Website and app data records

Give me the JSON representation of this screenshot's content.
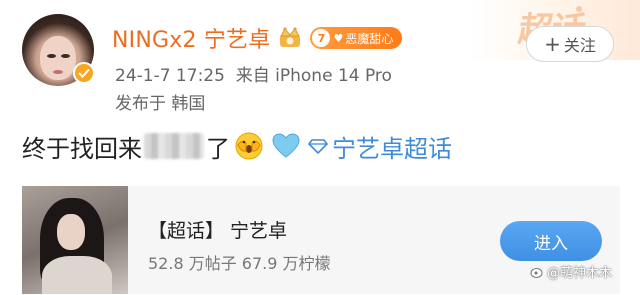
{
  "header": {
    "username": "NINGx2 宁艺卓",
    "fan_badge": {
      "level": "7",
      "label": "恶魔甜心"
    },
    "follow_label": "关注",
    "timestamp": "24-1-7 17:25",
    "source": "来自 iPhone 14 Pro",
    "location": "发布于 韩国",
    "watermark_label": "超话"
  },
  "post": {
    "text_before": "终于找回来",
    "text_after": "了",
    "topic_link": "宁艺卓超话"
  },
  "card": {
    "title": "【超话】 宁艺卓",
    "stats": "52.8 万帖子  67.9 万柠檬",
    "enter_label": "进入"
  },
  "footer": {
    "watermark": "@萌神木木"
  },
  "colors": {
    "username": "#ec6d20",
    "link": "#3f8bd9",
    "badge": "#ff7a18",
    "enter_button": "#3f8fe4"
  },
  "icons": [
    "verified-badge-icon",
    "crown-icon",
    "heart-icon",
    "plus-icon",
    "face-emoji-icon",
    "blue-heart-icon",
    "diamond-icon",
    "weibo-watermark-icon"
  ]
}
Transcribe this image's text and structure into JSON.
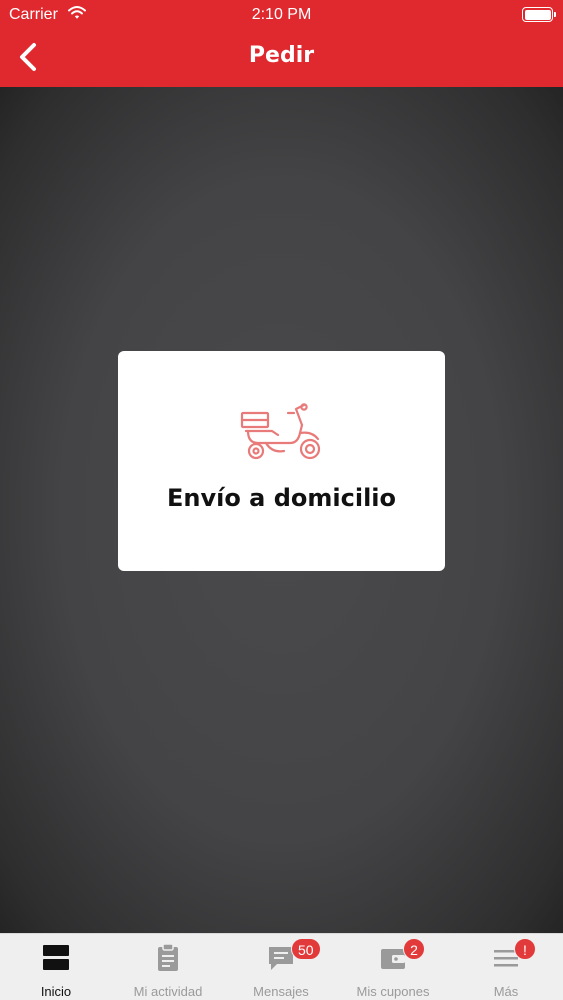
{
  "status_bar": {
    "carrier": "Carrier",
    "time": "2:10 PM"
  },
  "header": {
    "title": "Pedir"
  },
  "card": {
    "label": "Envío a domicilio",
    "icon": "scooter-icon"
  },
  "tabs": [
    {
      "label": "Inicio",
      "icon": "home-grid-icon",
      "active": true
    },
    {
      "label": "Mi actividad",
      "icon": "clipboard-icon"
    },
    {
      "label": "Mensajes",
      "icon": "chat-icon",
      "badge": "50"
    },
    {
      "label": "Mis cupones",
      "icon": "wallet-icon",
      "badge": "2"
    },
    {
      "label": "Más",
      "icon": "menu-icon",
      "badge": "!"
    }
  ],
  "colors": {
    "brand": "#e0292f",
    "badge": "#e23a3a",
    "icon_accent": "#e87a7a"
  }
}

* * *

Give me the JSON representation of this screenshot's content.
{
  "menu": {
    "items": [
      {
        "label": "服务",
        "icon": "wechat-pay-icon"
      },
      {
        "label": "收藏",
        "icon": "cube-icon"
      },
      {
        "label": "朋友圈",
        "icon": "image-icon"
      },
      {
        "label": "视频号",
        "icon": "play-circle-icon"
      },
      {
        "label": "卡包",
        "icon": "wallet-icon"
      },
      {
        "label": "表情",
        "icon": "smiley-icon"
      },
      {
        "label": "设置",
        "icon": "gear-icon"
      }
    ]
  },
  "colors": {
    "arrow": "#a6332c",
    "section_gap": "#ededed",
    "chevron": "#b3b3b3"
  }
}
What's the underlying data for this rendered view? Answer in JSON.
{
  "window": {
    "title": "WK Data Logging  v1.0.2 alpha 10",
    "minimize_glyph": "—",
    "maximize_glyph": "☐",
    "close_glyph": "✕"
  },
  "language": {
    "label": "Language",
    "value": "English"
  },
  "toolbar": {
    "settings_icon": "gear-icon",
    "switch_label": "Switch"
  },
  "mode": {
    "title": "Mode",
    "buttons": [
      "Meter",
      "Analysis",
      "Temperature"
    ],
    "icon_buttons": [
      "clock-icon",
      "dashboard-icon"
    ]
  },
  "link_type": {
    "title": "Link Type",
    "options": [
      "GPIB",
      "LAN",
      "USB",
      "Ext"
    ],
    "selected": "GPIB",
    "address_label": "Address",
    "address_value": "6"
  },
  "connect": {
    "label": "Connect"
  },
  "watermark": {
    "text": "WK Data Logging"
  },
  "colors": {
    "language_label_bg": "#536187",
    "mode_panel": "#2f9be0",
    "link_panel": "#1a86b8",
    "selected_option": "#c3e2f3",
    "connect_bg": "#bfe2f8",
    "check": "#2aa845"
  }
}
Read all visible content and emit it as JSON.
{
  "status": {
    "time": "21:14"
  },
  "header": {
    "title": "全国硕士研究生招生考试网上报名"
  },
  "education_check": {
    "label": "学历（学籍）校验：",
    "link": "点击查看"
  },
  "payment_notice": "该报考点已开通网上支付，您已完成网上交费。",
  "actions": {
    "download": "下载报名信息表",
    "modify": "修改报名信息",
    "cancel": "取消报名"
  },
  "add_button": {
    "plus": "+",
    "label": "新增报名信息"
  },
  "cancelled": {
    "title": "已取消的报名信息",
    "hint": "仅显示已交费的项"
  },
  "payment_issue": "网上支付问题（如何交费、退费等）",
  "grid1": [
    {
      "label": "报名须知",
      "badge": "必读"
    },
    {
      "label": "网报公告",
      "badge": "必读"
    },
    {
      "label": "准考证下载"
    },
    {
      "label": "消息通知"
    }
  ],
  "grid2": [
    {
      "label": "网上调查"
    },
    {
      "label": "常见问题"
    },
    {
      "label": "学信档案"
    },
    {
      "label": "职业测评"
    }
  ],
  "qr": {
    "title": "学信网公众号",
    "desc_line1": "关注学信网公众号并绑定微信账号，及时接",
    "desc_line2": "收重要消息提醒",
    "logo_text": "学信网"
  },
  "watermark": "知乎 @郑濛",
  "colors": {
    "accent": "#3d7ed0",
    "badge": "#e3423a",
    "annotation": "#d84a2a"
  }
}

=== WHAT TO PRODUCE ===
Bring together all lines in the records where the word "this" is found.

=== SOLVED PROBLEM ===
Give me the JSON representation of this screenshot's content.
Transcribe this image's text and structure into JSON.
Give me the JSON representation of this screenshot's content.
What's the underlying data for this rendered view? Answer in JSON.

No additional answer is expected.